This led a recently-created start-up from Western France to the idea of re-using the boats, giving them a second life on land rather than at sea.
The company in question is a solidarity-based shipyard called Bathô located on the banks of the Loire, next to Nantes, in a region once famous for its shipyards. Those shipyards had to close down in the 1980s due to overwhelming competition from larger shipyards.
Transforming and re-using rather than destroying
It was when recalling this long history that Bathô’s two founders, Romain and Didier, came up with the idea of a new concept: recovering old boats that cannot be recycled for lack of an existing recycling chain, renovating them so that they can be re-used in a different way, and thus extending their useful life by 7 to 10 years. It is a nice example of circular economy, as they will also be promoting the reintegration into working life of people who have experienced difficulties in entering the labour market, by providing work in carpentry, composites, painting, and more.

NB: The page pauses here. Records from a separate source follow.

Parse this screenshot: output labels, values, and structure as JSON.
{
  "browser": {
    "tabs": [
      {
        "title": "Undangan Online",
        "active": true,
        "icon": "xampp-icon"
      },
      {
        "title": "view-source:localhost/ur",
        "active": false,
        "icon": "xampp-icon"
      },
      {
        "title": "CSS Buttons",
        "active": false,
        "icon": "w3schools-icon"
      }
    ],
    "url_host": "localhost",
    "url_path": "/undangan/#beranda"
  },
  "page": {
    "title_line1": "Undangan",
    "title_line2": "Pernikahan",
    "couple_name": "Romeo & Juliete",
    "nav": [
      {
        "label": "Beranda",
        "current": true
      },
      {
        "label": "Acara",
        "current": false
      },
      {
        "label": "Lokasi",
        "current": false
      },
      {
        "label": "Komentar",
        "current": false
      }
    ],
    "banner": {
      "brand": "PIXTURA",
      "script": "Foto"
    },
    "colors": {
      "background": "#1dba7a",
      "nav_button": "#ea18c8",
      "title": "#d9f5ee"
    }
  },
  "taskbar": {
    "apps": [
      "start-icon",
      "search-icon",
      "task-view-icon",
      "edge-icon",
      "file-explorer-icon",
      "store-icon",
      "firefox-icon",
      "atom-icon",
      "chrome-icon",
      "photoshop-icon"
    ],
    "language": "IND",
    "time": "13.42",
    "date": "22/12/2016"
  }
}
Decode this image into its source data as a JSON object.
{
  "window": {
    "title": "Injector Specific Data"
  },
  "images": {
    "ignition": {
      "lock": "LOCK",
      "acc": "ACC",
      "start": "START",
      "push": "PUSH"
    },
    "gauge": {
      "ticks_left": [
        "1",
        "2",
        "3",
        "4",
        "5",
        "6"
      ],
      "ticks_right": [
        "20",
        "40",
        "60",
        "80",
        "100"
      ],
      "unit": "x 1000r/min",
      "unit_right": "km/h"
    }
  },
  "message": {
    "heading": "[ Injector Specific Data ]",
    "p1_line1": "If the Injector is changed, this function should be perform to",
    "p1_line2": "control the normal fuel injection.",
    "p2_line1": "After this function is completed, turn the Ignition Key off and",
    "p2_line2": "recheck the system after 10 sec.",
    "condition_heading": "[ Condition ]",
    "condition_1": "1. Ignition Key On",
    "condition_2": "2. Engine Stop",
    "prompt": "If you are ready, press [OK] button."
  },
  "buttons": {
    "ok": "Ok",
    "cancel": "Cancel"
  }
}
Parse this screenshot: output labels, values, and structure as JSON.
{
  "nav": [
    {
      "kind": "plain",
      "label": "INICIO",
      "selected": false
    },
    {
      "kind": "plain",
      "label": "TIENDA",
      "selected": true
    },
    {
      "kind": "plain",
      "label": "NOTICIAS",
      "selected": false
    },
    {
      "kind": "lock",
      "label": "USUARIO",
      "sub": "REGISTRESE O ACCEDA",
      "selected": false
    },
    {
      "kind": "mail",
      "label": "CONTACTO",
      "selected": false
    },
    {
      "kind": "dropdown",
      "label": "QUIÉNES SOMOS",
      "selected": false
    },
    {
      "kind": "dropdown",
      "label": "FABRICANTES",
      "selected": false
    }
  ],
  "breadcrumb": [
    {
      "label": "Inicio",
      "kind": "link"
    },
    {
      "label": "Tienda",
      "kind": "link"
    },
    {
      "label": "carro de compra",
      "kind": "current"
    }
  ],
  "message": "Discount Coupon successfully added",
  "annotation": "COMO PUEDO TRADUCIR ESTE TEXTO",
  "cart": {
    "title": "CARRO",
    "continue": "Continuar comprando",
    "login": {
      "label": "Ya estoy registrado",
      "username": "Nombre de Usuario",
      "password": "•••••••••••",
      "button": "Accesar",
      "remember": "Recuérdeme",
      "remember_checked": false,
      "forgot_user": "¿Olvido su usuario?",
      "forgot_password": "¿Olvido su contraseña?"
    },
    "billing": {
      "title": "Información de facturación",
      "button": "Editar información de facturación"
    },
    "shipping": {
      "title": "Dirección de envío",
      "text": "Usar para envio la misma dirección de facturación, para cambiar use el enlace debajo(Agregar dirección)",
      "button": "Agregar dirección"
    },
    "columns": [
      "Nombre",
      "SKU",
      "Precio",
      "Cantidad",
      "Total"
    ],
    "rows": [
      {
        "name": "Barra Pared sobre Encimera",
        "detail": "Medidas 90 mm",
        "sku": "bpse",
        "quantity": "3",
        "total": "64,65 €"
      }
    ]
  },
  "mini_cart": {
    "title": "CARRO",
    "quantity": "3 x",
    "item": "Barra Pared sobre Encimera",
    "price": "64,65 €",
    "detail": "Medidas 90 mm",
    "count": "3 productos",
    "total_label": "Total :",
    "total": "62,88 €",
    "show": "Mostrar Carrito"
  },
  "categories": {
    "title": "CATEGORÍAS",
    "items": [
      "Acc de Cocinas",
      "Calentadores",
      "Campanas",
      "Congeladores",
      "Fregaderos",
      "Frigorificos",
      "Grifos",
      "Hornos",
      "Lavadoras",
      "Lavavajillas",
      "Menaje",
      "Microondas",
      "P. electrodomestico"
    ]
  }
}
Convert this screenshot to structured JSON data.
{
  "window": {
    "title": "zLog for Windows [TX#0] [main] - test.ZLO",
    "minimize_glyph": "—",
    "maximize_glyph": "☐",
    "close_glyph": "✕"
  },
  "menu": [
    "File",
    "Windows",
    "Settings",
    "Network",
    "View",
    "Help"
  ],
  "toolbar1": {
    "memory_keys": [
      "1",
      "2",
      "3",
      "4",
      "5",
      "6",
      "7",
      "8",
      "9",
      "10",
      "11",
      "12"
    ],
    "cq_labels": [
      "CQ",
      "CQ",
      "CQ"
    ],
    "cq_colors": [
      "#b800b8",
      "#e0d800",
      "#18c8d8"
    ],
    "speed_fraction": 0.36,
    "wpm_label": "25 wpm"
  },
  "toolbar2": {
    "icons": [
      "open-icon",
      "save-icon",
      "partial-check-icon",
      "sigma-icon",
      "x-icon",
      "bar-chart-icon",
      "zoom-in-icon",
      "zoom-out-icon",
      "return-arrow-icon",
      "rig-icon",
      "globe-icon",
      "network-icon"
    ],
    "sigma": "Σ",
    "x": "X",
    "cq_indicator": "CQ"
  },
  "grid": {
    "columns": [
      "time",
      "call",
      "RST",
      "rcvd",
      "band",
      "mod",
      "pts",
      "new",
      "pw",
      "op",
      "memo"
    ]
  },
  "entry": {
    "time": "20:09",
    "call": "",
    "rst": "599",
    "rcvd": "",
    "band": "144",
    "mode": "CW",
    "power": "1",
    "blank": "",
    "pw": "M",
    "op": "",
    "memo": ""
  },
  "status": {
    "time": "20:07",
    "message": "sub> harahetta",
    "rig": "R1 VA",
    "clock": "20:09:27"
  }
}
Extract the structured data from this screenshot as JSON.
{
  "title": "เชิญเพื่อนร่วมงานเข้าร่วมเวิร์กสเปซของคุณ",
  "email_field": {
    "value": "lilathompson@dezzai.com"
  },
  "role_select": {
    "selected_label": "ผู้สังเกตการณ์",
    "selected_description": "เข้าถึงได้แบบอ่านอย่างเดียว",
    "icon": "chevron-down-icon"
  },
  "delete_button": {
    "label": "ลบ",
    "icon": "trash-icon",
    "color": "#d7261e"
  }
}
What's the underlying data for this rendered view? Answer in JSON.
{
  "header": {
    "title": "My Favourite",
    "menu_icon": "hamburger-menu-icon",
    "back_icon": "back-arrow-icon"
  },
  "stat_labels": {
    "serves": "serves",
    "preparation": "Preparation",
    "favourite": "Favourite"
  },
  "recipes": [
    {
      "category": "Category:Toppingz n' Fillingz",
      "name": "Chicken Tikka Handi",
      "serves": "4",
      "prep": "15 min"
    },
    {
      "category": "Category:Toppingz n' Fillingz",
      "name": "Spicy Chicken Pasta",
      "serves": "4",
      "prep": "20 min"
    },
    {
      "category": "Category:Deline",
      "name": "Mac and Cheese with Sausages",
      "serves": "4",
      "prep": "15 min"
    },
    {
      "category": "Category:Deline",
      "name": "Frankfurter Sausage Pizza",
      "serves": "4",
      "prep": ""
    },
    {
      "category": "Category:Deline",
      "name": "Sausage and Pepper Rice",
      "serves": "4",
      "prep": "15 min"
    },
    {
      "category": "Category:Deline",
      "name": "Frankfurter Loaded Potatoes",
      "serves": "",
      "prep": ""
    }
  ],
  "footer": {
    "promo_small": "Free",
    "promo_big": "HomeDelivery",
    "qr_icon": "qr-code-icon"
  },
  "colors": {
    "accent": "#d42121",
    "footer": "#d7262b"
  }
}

To achieve this, Bathô will contact shipyards, harbours and individuals to purchase sailboats, speedboats and other ships that have reached the end of their useful life for one symbolic Euro.
The hulls and cabins will be preserved and refitted with all mod cons: connections to the water and electricity networks, sanitary facilities, a terrace, stairs, and more.
Unusual housing on dry land
Two months later, the former wrecks will have been converted into B&Bs, guesthouses, meeting rooms, all unique, original, customisable and ready-to-use spaces.
Intended for sustainable tourism and outdoor hotels, they could also be used as emergency shelters, or to build eco-designed neighbourhoods – new projects for the two young entrepreneurs who do not seem short on ideas!